## What you need to do
Only lines holding the word "this" should be copied from the material.

## Dataset content
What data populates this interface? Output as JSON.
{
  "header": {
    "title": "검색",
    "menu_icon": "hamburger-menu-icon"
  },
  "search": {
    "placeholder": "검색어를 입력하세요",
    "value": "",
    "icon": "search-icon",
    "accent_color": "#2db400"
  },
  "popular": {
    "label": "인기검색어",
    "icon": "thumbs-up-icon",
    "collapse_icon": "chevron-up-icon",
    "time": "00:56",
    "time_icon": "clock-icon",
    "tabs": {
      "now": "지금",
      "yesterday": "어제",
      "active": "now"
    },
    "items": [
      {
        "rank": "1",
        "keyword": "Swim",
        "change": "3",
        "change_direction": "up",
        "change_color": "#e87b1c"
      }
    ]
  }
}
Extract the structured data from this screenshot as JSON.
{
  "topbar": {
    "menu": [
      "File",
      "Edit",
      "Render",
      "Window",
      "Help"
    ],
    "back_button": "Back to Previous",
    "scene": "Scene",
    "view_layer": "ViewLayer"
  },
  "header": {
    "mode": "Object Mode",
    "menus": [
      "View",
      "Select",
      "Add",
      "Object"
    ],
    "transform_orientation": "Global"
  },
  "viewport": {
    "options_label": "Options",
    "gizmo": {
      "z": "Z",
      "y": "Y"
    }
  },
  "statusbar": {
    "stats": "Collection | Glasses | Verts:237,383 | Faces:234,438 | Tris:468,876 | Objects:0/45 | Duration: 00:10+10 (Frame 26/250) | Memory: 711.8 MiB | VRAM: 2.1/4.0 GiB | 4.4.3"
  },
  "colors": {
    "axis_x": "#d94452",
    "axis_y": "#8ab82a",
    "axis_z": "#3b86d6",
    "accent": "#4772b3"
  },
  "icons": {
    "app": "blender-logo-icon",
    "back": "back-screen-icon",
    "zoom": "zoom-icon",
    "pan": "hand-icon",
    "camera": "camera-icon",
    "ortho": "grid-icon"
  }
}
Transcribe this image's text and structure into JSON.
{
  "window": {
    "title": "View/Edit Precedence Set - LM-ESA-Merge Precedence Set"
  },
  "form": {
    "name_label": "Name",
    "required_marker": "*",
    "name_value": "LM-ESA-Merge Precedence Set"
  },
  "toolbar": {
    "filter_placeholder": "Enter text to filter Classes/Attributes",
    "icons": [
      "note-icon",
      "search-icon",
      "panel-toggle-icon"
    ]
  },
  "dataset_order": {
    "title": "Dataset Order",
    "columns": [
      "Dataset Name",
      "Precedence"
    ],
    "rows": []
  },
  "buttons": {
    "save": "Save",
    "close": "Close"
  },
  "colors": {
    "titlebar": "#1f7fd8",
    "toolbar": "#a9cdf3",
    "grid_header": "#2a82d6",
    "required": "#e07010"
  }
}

## Task solution
What data populates this interface? Output as JSON.
Extract the structured data from this screenshot as JSON.
Transcribe this image's text and structure into JSON.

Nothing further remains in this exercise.